Assignment:
What you return must be the lines of the data that hold the word "Snapshots".

Exercise data:

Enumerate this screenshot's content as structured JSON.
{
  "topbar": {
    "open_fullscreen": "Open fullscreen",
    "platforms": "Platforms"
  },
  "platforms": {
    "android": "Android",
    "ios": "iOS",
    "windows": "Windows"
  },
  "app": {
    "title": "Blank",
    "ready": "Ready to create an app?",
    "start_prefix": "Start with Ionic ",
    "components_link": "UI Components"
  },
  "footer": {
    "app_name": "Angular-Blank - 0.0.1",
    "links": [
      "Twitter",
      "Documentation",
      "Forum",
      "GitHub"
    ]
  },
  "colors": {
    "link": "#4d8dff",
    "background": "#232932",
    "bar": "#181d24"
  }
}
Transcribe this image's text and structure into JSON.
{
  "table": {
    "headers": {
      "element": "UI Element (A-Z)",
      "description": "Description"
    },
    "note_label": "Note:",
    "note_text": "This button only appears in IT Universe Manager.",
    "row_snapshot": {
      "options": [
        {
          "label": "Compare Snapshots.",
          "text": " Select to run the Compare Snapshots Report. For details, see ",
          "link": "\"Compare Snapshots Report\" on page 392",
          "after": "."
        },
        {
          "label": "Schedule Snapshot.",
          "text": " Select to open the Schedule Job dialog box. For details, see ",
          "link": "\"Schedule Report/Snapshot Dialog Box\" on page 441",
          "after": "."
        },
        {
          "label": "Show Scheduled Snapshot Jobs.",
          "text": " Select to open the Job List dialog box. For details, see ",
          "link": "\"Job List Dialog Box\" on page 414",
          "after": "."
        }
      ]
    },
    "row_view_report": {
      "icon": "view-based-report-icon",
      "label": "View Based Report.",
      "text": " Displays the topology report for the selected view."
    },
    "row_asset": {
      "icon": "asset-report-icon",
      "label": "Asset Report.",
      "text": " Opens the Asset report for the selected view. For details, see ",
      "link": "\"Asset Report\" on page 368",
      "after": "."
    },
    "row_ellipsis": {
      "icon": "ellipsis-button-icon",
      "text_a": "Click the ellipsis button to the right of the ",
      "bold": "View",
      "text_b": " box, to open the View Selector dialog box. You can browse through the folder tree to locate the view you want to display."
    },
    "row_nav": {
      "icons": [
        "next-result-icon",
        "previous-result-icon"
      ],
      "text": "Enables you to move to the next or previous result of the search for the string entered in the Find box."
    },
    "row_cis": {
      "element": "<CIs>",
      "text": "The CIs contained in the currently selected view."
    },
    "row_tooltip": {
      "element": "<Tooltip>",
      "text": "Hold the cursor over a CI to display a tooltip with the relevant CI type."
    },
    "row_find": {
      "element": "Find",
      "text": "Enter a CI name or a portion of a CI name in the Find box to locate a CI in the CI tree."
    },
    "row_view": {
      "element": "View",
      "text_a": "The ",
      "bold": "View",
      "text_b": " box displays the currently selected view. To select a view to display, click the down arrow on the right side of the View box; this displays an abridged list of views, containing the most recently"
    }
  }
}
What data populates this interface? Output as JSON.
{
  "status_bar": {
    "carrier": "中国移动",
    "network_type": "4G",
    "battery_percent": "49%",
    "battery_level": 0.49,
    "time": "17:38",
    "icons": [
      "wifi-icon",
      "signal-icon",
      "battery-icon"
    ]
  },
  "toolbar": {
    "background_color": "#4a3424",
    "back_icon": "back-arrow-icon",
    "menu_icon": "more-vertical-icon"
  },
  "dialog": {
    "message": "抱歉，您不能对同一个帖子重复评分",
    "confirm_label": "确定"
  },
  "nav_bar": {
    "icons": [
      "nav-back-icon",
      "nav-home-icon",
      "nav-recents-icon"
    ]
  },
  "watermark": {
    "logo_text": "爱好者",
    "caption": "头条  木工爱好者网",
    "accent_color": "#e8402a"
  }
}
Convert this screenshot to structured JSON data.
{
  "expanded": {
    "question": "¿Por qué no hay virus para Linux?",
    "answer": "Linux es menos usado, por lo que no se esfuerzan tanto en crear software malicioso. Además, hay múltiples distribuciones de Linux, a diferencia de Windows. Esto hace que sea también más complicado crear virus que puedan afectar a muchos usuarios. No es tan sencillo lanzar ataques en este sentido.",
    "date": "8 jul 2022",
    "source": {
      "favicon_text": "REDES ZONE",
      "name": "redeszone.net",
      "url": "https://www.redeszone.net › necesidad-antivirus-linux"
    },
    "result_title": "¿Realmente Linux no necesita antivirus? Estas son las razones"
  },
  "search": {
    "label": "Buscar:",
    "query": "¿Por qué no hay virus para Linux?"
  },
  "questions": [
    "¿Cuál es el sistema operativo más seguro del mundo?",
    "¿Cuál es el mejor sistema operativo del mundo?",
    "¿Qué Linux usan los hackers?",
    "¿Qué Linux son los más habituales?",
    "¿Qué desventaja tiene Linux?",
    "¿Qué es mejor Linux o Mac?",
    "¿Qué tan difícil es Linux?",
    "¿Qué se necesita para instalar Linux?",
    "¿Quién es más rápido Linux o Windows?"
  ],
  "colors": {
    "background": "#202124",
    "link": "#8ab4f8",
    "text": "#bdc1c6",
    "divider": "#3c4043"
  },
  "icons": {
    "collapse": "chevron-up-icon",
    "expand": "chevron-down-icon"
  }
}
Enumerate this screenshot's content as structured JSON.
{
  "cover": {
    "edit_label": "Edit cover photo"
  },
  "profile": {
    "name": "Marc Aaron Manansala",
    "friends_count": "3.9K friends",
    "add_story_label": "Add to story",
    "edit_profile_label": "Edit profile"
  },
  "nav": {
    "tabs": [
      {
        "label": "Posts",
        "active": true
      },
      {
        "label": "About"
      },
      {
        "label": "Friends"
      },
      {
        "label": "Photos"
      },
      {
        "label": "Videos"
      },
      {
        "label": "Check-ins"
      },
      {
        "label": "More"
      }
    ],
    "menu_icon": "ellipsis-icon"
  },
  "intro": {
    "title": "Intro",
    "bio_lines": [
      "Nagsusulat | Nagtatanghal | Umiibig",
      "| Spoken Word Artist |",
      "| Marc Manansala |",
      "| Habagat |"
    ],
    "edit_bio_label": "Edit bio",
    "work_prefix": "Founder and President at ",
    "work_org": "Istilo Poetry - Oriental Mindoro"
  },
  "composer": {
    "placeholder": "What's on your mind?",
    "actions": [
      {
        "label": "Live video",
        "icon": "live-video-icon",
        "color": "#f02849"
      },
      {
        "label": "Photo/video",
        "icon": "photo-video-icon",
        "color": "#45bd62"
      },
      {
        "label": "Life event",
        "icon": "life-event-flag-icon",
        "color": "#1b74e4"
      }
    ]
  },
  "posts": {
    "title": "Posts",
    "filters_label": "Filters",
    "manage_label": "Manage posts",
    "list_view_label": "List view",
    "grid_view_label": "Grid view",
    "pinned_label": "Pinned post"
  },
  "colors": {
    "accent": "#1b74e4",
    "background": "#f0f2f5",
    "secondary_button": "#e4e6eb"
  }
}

Worked solution:
          "label": "Compare Snapshots.",
          "text": " Select to run the Compare Snapshots Report. For details, see ",
          "link": "\"Compare Snapshots Report\" on page 392",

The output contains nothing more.